It’s a weird effect. And apparently, Galactic wants it to come off as, well, kinky. Witness the signage it had up with its leather set:
I’ve been spending the day at IFA, the giant consumer electronics show in Berlin that’s Europe’s equivalent of the Consumer Electronics Show in Las Vegas. I’m having a good time, but one conclusion I’ve drawn so far is that CES has the edge when it comes to major announcements about flashy new technologies and jaw-dropping specs. CES isn’t CES without stuff like the world’s first OLED TV or world’s thinnest LCD or the world’s largest plasma. IFA, however, seems to be dominated by more mainstream products and technologies that are cool, but not cutting-edge. You could argue that that’s a good thing, since very few of us will buy the first OLED TV or biggest LCD or thinnest plasma. But it does make for a somewhat more subdued show.
One exception: There’s plenty of hoopla about the first 200-Hz LCD TVs, which run at a faster frame rate to provide smoother action with less motion blur. The company that’s first to market with this breakthrough is justly proud about it. Here’s a snapshot I took in Sony’s booth:

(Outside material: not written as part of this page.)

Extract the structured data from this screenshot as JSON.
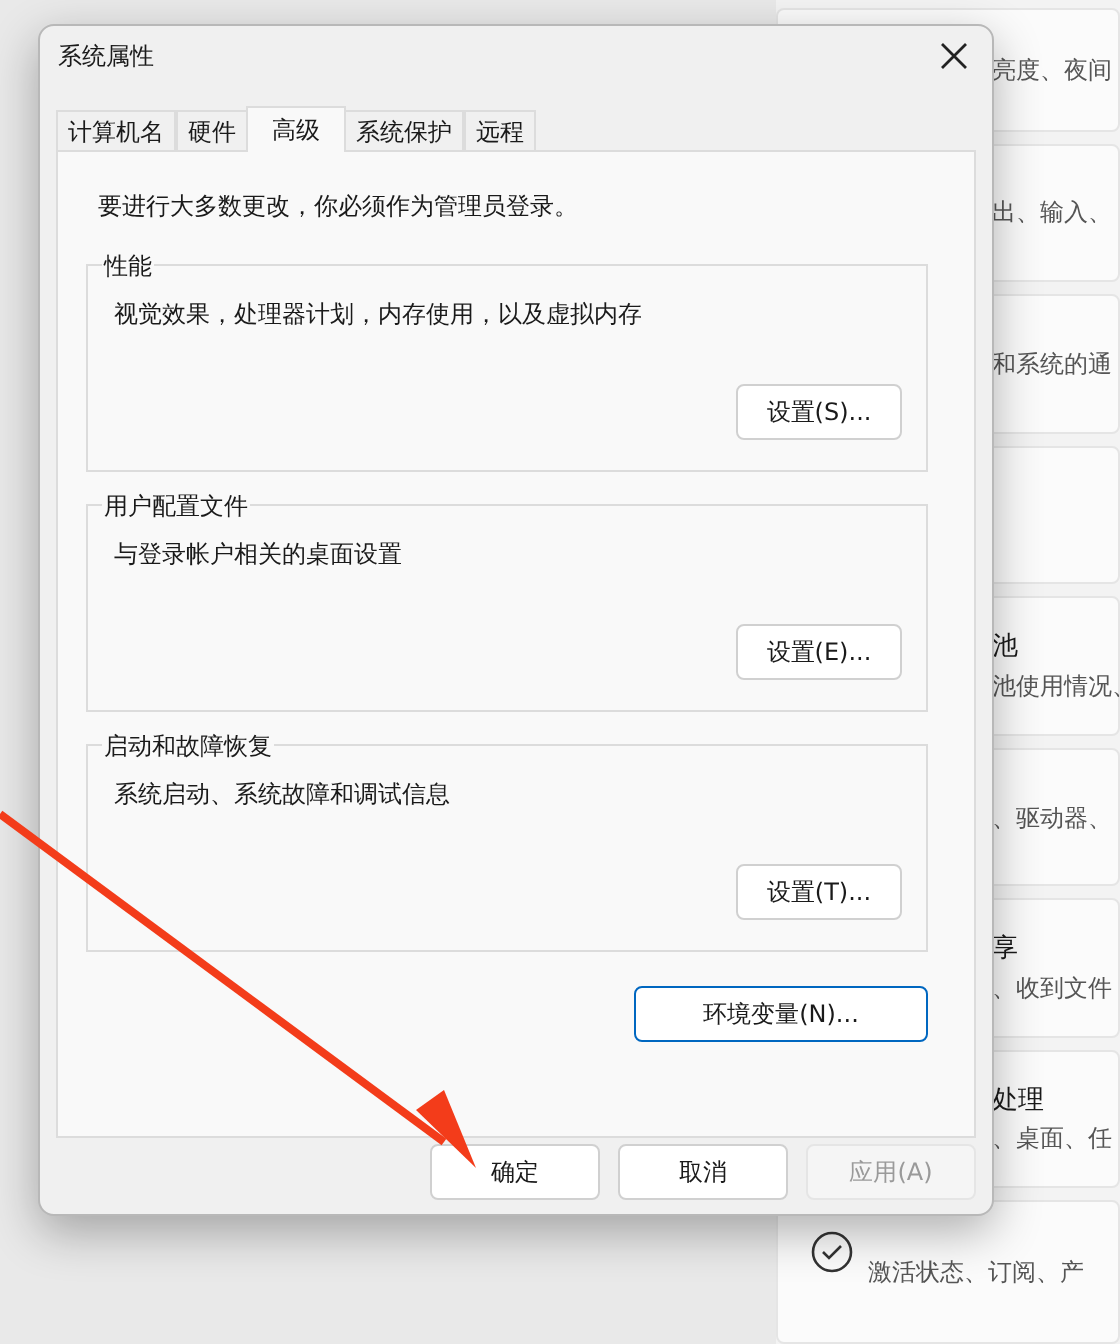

..and here’s one from Samsung’s booth:
Yup–both companies are claiming credit for being the first. (Sony and Samsung share some LCD production, which might explain the synchronicity here.) The dualing firsts kind of point out the silliness of specsmanship in general: Ultimately, it doesn’t matter much which company was first and which one was second. Unless, of course, you’re talking about marketing campaigns. (“The World’s Second 200-Hz TV” just doesn’t have the same ring.)
Is 200-Hz worth getting excited about? The jury’s still out. Samsung has a demo that showed 50-Hz vs. 200-Hz, but it was so obviously rigged that it wasn’t a useful data point: The 50-Hz video was more flickery than a Charlie Chaplin film. I didn’t see any similar comparison at Sony’s both. Both 50-Hz TVs did, indeed, display extremely smooth imagery, but I learned a long time ago not to pay much attention to TV demos at trade shows, since they almost always look gorgeous. What will matter is how much better 200-Hz looks with real-world data sources like cable and satellite TV and standard-def DVDs and Blu-Ray discs almost nobody ever uses those sources when showing off sexy new technologies.

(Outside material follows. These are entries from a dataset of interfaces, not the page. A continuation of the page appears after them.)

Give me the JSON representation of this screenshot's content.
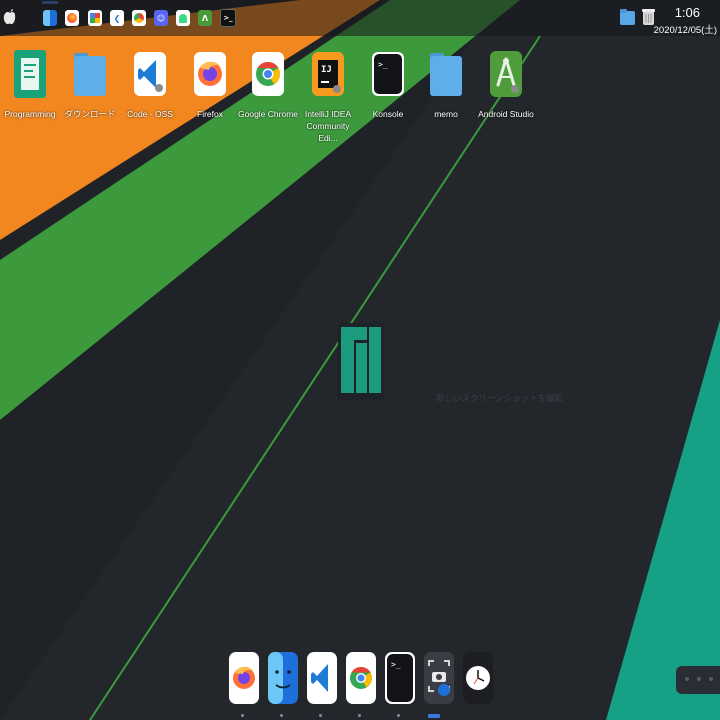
{
  "top_panel": {
    "tasks": [
      {
        "icon": "finder-icon"
      },
      {
        "icon": "firefox-icon"
      },
      {
        "icon": "pinwheel-icon"
      },
      {
        "icon": "vscode-icon"
      },
      {
        "icon": "chrome-icon"
      },
      {
        "icon": "discord-icon"
      },
      {
        "icon": "android-icon"
      },
      {
        "icon": "terminal-icon"
      }
    ],
    "clock_time": "1:06",
    "clock_date": "2020/12/05(土)"
  },
  "desktop_icons": [
    {
      "label": "Programming",
      "icon": "programming-icon"
    },
    {
      "label": "ダウンロード",
      "icon": "folder-icon"
    },
    {
      "label": "Code - OSS",
      "icon": "vscode-icon"
    },
    {
      "label": "Firefox",
      "icon": "firefox-icon"
    },
    {
      "label": "Google Chrome",
      "icon": "chrome-icon"
    },
    {
      "label": "IntelliJ IDEA Community Edi...",
      "icon": "intellij-icon"
    },
    {
      "label": "Konsole",
      "icon": "terminal-icon"
    },
    {
      "label": "memo",
      "icon": "folder-icon"
    },
    {
      "label": "Android Studio",
      "icon": "android-studio-icon"
    }
  ],
  "center": {
    "caption": "新しいスクリーンショットを撮影"
  },
  "dock": [
    {
      "icon": "firefox-icon"
    },
    {
      "icon": "finder-icon"
    },
    {
      "icon": "vscode-icon"
    },
    {
      "icon": "chrome-icon"
    },
    {
      "icon": "terminal-icon"
    },
    {
      "icon": "screenshot-icon"
    },
    {
      "icon": "clock-icon"
    }
  ],
  "colors": {
    "orange": "#f2871f",
    "green": "#3c9a3c",
    "teal": "#16a085",
    "manjaro": "#1b9c7e",
    "background": "#1f2226"
  }
}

More IFA tidbits to come, and full disclosure: I’m attending the show as a paid speaker at several panels.
By Harry McCracken | Posted at 11:59 pm on Thursday, August 28, 2008
I’m in Berlin to attend IFA, the giant consumer electronics tradeshow; besides roaming the floors to find stuff to cover here, I’m participating on two panels at the show today. One’s on smart home appliances; the other is on “Guessing Apple’s Next Moves.” Good topics, both–I’ll report back here on where each of the conversations go.
Unlike any other tradeshow I’ve been to, IFA kicked off with a gala dinner last night. The highlight was a speech by German Chancellor Angela Merkel. But there was entertainment, too–including the Human Slinky:
I’ve attended hundreds of trade shows, but I’ve never been been to one whose spirit is represented by a human spokesmascot. Until now, that is.
I’m in Berlin to attend this week’s IFA, a giant event that’s the European equivalent of the U.S.’s Consumer Electronics Show. And IFA has Miss IFA, who “represents the dynamic and cosmopolitan image of the IFA and the city of Berlin,” according to the show’s organizers, Messe Berlin. “She invites visitors to explore industry highlights, find out the latest information, and discover the vast range of products at one of the world’s leading trade fairs for consumer electronics, and starting in 2008, for Home Appliances.”
Miss IFA has extremely red hair, an extremely red dress, and extremely red shoes–she’s “the young lady with the fiery ginger looks,” according to Messe Berlin. She didn’t have all that much to say when she attended a press conference this afternoon, but she apparently never met a piece of consumer electronics she didn’t like. Here she is in a bunch of stock shots produced for this year’s show, some of which were taken at Berlin landmarks such as the Brandenburg Gate. (More pix after the jump.)